:: TASK DIRECTIONS ::
The full listing should be reproduced exactly as it appears.
*** Begin section ***
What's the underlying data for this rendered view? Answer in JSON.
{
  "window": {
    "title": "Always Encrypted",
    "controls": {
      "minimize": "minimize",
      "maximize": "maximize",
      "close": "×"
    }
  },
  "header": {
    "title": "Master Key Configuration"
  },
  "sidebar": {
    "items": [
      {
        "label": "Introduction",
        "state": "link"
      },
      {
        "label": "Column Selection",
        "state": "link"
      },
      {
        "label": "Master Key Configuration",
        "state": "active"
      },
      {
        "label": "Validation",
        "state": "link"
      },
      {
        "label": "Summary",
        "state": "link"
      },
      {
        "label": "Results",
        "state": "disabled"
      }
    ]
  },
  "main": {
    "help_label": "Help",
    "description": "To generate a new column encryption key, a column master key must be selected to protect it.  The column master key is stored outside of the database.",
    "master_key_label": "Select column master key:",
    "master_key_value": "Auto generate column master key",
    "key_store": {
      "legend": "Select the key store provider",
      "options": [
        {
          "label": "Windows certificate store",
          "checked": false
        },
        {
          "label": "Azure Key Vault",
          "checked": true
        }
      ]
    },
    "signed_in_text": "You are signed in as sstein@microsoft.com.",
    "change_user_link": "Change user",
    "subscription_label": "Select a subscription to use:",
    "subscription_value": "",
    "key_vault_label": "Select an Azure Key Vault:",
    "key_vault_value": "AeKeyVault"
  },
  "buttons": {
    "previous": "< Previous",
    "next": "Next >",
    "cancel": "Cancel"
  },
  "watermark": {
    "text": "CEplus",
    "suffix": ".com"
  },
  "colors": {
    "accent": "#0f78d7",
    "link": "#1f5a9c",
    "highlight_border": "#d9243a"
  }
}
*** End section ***
:: OUTPUT OF THE TASK ::
What's the underlying data for this rendered view? Answer in JSON.
{
  "window": {
    "title": "Always Encrypted",
    "controls": {
      "minimize": "minimize",
      "maximize": "maximize",
      "close": "×"
    }
  },
  "header": {
    "title": "Master Key Configuration"
  },
  "sidebar": {
    "items": [
      {
        "label": "Introduction",
        "state": "link"
      },
      {
        "label": "Column Selection",
        "state": "link"
      },
      {
        "label": "Master Key Configuration",
        "state": "active"
      },
      {
        "label": "Validation",
        "state": "link"
      },
      {
        "label": "Summary",
        "state": "link"
      },
      {
        "label": "Results",
        "state": "disabled"
      }
    ]
  },
  "main": {
    "help_label": "Help",
    "description": "To generate a new column encryption key, a column master key must be selected to protect it.  The column master key is stored outside of the database.",
    "master_key_label": "Select column master key:",
    "master_key_value": "Auto generate column master key",
    "key_store": {
      "legend": "Select the key store provider",
      "options": [
        {
          "label": "Windows certificate store",
          "checked": false
        },
        {
          "label": "Azure Key Vault",
          "checked": true
        }
      ]
    },
    "signed_in_text": "You are signed in as sstein@microsoft.com.",
    "change_user_link": "Change user",
    "subscription_label": "Select a subscription to use:",
    "subscription_value": "",
    "key_vault_label": "Select an Azure Key Vault:",
    "key_vault_value": "AeKeyVault"
  },
  "buttons": {
    "previous": "< Previous",
    "next": "Next >",
    "cancel": "Cancel"
  },
  "watermark": {
    "text": "CEplus",
    "suffix": ".com"
  },
  "colors": {
    "accent": "#0f78d7",
    "link": "#1f5a9c",
    "highlight_border": "#d9243a"
  }
}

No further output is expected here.